categorical reversal according to which being is said of becoming, identity of that which is different, the one of the multiple, etc. That identity not be first, that it exist as a principle but as a second principle, as a principle become; that it revolve around the Different: such would be the nature of a Copernican revolution which opens up the possibility of difference having its own concept.
The characterisation of a such a world in which difference rather than identity is primary necessarily affects other related concepts. Thus, in accordance with the interpretation of Nietzsche’s doctrine of eternal
return put forward in Nietzsche and Philosophy (1983), Deleuze argues that repetition must not be taken to mean the return of the same but rather the production of sameness through the returning of that which differs. He treats the doctrine of eternal return as Nietzsche’s formulation of a principle of the univocity of being which presupposes the ontological primacy of difference: ‘Returning is being but only the being of becoming’ (Deleuze 1994:41).

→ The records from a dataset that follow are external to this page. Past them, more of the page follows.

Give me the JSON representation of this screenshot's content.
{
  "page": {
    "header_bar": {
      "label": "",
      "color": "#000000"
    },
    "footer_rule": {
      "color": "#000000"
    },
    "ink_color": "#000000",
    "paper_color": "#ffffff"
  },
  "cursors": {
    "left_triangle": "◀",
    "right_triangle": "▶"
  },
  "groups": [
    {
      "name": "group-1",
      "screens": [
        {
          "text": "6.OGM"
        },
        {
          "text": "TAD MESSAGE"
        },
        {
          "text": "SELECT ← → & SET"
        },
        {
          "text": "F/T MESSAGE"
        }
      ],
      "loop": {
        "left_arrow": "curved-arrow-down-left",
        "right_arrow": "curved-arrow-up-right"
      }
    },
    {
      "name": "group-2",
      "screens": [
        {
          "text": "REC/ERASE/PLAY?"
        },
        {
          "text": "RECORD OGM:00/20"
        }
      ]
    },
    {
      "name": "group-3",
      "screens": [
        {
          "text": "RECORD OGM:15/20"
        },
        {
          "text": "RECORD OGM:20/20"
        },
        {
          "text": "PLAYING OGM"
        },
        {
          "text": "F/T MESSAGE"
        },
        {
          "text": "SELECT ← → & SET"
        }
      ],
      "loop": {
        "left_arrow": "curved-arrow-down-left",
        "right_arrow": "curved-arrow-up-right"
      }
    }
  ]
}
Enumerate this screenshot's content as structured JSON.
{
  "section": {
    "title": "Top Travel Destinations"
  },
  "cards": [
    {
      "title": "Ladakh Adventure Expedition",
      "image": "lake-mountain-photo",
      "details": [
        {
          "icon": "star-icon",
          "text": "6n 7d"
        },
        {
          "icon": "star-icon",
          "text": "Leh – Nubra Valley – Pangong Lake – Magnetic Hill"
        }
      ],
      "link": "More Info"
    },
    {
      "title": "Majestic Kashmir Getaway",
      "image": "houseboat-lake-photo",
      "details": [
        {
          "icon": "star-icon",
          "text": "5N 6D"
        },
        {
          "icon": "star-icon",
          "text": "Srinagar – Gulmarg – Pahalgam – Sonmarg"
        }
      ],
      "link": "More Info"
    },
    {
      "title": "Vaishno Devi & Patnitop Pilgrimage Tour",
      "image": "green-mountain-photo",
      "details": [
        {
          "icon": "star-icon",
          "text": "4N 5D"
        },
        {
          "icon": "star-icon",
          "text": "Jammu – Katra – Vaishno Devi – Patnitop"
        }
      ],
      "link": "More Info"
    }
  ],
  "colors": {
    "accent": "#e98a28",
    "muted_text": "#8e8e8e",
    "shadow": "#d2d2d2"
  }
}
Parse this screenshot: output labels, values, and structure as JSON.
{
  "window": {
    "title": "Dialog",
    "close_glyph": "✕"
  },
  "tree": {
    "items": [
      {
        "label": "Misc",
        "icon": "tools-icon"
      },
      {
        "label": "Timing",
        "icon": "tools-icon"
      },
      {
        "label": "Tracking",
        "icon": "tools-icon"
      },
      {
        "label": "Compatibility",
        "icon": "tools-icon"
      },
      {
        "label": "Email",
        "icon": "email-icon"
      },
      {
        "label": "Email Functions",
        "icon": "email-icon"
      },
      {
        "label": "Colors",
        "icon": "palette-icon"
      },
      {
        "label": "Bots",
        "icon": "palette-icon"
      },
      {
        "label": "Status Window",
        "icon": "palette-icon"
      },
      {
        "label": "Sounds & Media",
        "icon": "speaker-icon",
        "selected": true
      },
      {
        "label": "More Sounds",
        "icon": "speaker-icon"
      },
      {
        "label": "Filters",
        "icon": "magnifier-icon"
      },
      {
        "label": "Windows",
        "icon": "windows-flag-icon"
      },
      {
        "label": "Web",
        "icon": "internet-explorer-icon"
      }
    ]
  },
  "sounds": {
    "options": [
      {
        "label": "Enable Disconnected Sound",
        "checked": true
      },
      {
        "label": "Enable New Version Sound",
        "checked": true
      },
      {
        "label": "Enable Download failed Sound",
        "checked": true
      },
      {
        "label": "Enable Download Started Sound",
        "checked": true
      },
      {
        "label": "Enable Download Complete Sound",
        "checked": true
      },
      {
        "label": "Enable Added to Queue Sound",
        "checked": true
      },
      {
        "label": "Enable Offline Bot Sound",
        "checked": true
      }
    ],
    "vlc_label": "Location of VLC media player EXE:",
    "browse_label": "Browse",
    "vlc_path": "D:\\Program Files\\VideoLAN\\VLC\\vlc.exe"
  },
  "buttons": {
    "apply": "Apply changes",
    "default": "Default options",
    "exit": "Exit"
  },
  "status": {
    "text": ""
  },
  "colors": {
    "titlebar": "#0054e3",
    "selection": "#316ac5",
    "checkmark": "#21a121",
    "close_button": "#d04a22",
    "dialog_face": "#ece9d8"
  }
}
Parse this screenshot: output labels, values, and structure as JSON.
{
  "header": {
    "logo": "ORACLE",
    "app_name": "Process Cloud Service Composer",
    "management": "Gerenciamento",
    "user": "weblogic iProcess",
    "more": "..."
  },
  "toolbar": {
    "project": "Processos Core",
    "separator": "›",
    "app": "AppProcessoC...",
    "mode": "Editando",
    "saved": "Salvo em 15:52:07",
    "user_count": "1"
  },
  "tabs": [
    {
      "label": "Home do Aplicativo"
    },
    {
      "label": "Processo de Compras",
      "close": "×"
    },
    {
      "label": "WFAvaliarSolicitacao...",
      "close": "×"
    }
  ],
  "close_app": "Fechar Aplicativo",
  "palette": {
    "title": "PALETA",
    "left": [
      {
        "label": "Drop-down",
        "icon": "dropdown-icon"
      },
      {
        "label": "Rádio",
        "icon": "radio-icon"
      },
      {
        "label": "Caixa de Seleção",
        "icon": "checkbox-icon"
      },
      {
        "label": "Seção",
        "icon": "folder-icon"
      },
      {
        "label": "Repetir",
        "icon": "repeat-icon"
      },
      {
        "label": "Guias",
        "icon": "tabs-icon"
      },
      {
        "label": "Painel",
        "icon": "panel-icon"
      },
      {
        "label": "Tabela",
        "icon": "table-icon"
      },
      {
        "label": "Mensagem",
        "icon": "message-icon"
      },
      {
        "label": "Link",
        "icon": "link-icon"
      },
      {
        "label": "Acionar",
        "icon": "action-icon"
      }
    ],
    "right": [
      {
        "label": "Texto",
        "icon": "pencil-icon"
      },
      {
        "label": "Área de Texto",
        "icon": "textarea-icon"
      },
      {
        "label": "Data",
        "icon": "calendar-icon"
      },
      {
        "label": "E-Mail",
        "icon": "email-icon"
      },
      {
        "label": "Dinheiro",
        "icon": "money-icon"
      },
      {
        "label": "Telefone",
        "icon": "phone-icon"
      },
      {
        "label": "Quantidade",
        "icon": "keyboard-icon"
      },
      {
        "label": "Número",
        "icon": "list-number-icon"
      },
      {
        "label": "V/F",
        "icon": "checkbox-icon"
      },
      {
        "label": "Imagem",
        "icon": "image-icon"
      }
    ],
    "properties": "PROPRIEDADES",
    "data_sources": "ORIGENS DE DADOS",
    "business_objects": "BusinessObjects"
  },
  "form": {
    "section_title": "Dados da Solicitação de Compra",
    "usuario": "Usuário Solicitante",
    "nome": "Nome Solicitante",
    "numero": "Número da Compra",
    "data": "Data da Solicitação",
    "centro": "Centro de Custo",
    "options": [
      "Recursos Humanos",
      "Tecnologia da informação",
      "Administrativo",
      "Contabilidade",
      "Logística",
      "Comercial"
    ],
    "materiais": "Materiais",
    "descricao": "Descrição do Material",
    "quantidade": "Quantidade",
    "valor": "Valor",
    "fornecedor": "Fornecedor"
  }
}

From the outset, this project is aligned with the conception of a world of simulacra in which identities are only produced as effects by ‘the more profound game of difference and repetition’ (Deleuze 1994:ix). Ultimately, however, the importance of the concept of simulacra is limited to the predominantly negative phase of Deleuze’s project, namely the deconstruction of the world of representation. In a letter published in 1993, Deleuze commented that he had ‘completely abandoned the notion of simulacra, which was not worth very much’ (Deleuze 1993b:8). His choice of words suggests that he did not regard ‘simulacra’ as a well-formed philosophical concept, despite the fact that it was widely taken up and employed to considerable effect, not only in philosophy but in the analysis of social media and contemporary visual art.5 In Deleuze’s own work, the sphere of influence of this concept is largely confined to his analysis of Platonism. As we shall see in the remainder of this chapter, the positive task of producing a new concept of difference relies upon other concepts, the most important of which for his later work with Guattari are the concepts of multiplicity and virtuality. Both of these components of Deleuze’s concept of difference are introduced in his 1966 account of Bergsonism.